::: Available records

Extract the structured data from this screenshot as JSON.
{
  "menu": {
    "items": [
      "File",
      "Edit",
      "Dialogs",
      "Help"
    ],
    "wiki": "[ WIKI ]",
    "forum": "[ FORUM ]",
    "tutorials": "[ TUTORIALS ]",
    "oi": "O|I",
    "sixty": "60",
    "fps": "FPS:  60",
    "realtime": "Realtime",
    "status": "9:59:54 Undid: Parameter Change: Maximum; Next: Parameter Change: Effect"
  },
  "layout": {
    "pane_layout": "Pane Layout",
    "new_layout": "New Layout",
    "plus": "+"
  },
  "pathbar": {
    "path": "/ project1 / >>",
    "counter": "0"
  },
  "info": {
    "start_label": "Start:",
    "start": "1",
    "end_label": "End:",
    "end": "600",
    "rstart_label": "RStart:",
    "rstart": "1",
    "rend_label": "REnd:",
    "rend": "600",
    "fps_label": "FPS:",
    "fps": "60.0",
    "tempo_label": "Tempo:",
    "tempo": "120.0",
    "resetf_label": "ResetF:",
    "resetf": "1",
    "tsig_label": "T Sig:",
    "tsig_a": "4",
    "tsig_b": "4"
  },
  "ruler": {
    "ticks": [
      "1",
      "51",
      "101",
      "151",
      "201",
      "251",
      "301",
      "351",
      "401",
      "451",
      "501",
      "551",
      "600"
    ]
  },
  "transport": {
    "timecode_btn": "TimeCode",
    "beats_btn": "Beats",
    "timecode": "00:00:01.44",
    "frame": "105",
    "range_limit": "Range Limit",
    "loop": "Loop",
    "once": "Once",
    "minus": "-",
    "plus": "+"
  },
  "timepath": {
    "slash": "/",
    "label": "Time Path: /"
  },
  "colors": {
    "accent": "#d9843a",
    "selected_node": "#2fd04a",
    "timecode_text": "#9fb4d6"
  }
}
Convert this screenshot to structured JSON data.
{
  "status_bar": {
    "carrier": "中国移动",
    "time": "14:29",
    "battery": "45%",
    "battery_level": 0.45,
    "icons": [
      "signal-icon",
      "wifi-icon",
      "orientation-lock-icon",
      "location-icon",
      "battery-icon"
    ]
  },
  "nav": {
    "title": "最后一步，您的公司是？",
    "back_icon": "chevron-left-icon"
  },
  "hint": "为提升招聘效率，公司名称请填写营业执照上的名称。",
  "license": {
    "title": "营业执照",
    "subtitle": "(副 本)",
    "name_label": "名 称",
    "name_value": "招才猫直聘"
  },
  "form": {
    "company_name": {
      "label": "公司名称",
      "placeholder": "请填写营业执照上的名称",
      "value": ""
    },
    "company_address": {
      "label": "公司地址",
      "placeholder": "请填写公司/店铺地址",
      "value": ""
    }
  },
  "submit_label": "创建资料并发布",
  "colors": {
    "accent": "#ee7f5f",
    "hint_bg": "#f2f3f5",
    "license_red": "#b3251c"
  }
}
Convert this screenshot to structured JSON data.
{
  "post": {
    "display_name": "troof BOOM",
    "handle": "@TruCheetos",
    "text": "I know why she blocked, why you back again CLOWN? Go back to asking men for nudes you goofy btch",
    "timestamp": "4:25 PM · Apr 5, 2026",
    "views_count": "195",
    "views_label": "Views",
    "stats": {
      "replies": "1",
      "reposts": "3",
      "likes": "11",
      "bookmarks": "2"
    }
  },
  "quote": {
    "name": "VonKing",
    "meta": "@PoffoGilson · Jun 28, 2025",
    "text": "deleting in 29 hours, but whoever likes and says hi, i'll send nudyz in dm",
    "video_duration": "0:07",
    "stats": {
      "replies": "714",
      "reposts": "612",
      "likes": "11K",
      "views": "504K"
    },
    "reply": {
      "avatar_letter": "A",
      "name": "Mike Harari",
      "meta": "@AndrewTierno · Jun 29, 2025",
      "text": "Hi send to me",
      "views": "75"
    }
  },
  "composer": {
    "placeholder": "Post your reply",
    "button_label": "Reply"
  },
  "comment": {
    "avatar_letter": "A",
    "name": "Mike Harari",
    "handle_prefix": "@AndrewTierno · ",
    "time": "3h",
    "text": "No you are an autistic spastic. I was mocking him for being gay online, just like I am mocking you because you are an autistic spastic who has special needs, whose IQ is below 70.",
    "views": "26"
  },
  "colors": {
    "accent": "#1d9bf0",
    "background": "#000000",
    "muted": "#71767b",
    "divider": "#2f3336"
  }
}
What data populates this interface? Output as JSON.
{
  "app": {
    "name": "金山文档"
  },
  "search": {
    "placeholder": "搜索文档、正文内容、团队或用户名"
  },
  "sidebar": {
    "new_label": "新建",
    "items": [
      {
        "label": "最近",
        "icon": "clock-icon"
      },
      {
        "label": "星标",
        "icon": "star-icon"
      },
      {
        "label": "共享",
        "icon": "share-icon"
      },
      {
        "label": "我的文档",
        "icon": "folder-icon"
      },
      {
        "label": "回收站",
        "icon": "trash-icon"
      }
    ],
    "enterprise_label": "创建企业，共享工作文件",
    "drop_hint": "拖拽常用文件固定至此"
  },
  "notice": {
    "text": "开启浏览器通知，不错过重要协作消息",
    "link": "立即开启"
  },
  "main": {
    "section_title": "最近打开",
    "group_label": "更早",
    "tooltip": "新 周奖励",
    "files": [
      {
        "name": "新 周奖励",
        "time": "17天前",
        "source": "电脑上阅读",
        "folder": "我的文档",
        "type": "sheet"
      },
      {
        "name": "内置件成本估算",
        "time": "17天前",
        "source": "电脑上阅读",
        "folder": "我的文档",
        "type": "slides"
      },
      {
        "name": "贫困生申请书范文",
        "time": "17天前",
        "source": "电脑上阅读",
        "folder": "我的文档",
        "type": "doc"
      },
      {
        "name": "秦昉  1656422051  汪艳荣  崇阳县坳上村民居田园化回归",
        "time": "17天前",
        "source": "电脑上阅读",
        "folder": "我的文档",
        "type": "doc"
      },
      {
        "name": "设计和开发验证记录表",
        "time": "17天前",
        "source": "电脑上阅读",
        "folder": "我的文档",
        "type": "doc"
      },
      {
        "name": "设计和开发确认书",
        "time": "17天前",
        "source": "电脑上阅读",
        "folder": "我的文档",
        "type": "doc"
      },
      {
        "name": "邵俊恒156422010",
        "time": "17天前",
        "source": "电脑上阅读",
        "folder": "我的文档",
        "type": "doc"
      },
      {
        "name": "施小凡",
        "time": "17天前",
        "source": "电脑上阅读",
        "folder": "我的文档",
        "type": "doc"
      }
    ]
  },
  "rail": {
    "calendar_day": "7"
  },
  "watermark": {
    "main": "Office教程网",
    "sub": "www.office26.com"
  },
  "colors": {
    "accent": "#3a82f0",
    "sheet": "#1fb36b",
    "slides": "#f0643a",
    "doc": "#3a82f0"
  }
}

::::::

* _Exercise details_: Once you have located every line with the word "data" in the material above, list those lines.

* _Reply_:
Extract the structured data from this screenshot as JSON.
Convert this screenshot to structured JSON data.
Convert this screenshot to structured JSON data.
What data populates this interface? Output as JSON.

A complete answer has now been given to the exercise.